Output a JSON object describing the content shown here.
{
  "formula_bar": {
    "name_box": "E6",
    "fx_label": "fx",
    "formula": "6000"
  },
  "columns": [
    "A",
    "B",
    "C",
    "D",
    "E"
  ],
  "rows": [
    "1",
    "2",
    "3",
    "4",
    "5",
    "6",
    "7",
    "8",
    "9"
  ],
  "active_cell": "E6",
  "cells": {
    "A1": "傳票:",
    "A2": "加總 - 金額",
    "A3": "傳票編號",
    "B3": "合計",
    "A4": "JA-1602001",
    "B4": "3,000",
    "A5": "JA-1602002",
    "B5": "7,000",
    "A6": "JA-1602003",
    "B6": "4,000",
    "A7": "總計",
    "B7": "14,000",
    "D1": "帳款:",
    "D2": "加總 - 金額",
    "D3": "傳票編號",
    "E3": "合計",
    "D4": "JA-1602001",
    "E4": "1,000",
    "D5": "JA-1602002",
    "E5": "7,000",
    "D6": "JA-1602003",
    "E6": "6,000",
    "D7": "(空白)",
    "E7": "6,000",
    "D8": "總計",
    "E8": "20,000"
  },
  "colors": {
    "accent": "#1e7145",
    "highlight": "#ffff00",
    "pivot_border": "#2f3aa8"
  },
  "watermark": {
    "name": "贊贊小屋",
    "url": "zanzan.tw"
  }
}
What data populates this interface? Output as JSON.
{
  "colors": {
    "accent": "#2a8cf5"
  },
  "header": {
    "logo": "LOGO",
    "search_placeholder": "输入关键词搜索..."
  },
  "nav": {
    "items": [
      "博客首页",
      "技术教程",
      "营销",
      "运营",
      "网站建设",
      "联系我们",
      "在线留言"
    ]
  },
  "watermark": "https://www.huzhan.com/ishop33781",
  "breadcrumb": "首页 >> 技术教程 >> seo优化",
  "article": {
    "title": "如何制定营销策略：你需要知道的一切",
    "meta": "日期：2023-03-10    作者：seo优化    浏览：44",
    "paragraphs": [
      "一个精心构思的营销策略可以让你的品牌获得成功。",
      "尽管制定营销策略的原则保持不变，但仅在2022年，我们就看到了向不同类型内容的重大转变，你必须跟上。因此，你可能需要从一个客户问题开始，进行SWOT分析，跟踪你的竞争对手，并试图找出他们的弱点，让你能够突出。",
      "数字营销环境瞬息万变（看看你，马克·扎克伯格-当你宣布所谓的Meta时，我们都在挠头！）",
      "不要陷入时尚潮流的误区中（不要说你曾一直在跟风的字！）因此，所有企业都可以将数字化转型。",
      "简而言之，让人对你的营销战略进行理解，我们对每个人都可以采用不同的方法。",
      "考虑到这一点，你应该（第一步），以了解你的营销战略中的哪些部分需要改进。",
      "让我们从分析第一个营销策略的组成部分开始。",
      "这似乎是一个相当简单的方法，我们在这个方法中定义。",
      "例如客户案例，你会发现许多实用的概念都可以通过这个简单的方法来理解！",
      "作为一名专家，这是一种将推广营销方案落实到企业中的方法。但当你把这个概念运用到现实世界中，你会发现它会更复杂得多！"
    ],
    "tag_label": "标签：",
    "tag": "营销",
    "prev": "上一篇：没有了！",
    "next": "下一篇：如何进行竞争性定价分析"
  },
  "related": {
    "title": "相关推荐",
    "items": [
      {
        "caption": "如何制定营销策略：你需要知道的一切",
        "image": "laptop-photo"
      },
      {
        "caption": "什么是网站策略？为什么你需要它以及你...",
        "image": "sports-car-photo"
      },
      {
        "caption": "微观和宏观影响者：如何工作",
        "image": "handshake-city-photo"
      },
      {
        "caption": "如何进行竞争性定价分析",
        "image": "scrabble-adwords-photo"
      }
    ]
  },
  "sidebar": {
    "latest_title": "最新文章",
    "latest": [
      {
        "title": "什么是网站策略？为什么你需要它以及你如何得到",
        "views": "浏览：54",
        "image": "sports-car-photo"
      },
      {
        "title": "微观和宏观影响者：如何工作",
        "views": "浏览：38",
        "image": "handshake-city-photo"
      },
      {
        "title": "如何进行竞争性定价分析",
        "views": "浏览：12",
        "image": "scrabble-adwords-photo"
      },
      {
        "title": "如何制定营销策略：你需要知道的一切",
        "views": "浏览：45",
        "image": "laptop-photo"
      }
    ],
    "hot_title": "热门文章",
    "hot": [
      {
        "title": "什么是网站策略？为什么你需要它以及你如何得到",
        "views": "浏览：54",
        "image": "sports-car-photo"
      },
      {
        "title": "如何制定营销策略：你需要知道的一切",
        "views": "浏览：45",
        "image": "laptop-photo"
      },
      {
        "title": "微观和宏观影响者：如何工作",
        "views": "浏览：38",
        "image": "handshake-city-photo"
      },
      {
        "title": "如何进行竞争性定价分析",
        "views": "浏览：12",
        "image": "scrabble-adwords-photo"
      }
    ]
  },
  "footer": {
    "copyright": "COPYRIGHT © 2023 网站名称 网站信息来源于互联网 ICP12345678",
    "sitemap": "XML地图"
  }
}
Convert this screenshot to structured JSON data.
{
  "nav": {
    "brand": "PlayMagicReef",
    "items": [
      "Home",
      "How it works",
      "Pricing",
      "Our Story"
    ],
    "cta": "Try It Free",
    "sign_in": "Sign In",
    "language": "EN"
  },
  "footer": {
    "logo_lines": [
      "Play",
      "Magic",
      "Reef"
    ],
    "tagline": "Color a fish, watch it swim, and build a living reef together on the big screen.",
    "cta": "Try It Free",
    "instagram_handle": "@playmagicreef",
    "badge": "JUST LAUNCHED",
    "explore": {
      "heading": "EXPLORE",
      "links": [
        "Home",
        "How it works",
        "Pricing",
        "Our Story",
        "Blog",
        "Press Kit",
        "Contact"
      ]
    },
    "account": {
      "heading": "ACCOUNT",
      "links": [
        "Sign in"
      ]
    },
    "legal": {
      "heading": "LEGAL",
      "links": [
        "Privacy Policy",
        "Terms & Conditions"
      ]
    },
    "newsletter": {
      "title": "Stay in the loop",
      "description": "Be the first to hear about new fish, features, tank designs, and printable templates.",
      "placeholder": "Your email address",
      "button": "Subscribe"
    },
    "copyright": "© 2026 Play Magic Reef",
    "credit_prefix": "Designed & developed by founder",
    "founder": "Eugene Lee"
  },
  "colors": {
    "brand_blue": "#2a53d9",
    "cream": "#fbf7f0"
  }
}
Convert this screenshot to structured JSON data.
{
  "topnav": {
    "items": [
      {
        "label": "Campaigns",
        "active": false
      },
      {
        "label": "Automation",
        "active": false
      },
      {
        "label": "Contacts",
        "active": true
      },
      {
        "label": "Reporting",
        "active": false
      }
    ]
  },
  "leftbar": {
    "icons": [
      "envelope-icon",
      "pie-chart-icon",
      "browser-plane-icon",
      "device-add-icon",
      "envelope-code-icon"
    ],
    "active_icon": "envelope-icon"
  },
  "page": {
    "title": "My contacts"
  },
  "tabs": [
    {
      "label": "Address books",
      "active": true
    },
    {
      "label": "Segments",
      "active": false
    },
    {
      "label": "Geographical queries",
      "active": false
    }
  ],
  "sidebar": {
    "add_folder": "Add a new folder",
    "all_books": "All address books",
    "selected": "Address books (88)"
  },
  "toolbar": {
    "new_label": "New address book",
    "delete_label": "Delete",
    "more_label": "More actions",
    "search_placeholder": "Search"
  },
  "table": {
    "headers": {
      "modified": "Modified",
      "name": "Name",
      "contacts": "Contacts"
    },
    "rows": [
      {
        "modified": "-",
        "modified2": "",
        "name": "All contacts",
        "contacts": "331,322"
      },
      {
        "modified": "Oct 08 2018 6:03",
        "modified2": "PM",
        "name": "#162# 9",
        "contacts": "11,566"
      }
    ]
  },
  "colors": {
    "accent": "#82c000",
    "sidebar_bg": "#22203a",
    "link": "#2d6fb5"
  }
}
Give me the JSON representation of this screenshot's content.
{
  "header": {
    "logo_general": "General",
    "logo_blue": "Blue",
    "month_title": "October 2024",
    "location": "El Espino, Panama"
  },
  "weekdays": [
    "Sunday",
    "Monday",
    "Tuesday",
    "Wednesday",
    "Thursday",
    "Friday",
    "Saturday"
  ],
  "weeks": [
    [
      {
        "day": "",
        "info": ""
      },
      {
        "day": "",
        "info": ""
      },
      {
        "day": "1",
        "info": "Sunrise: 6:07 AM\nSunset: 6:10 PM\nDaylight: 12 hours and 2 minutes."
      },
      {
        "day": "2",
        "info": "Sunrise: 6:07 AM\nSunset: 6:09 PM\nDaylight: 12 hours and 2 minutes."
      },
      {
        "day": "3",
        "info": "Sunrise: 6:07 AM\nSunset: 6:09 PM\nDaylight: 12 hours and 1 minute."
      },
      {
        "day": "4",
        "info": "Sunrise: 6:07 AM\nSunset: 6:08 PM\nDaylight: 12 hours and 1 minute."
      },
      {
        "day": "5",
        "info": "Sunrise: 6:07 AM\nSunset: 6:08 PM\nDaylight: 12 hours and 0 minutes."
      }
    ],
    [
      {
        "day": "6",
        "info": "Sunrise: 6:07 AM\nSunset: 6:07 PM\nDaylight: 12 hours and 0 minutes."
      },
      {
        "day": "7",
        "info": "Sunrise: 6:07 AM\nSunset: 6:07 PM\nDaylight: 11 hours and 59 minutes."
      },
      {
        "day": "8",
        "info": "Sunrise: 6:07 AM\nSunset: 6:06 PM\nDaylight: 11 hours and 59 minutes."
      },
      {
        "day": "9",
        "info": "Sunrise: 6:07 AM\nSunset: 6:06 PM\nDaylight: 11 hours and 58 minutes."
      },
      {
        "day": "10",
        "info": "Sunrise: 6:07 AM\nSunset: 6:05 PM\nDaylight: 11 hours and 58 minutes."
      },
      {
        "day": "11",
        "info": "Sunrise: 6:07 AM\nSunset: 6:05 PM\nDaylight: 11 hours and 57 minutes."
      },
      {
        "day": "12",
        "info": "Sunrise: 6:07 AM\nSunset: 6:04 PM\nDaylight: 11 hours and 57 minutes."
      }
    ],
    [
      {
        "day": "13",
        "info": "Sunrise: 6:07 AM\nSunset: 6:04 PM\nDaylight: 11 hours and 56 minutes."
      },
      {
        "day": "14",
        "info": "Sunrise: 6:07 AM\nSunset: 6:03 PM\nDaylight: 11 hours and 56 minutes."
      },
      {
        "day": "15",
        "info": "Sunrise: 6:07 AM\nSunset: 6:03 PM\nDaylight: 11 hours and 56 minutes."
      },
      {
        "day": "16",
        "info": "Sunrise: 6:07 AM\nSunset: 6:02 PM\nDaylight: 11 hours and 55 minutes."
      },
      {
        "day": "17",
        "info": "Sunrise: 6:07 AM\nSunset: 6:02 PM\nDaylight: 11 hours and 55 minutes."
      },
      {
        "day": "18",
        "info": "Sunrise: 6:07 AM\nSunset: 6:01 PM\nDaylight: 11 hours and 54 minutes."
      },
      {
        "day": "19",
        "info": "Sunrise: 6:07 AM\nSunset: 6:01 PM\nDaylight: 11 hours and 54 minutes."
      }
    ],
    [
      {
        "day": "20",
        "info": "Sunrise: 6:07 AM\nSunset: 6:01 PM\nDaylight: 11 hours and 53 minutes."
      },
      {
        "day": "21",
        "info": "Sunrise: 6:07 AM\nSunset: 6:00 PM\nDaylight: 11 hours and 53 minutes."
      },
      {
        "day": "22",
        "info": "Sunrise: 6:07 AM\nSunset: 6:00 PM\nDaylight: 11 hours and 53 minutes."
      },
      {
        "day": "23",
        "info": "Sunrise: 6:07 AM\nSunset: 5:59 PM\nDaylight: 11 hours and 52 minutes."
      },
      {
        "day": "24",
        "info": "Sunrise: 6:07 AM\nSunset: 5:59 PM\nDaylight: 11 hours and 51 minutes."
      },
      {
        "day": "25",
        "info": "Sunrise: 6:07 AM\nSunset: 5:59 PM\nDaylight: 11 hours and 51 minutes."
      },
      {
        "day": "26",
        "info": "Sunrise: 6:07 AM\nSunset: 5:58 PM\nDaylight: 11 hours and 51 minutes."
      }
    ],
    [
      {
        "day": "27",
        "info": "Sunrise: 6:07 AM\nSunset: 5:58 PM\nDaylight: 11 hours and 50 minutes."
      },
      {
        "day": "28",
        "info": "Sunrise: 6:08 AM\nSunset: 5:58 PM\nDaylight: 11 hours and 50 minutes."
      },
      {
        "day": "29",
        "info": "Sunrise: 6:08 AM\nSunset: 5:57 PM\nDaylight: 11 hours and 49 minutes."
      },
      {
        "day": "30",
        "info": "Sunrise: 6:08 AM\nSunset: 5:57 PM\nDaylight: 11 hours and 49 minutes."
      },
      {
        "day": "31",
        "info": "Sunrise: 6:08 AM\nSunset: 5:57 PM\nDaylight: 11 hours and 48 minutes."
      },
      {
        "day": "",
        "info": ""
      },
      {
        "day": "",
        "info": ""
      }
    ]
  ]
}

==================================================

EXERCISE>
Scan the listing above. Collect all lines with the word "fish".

ANSWER BOX>
    "tagline": "Color a fish, watch it swim, and build a living reef together on the big screen.",
      "description": "Be the first to hear about new fish, features, tank designs, and printable templates.",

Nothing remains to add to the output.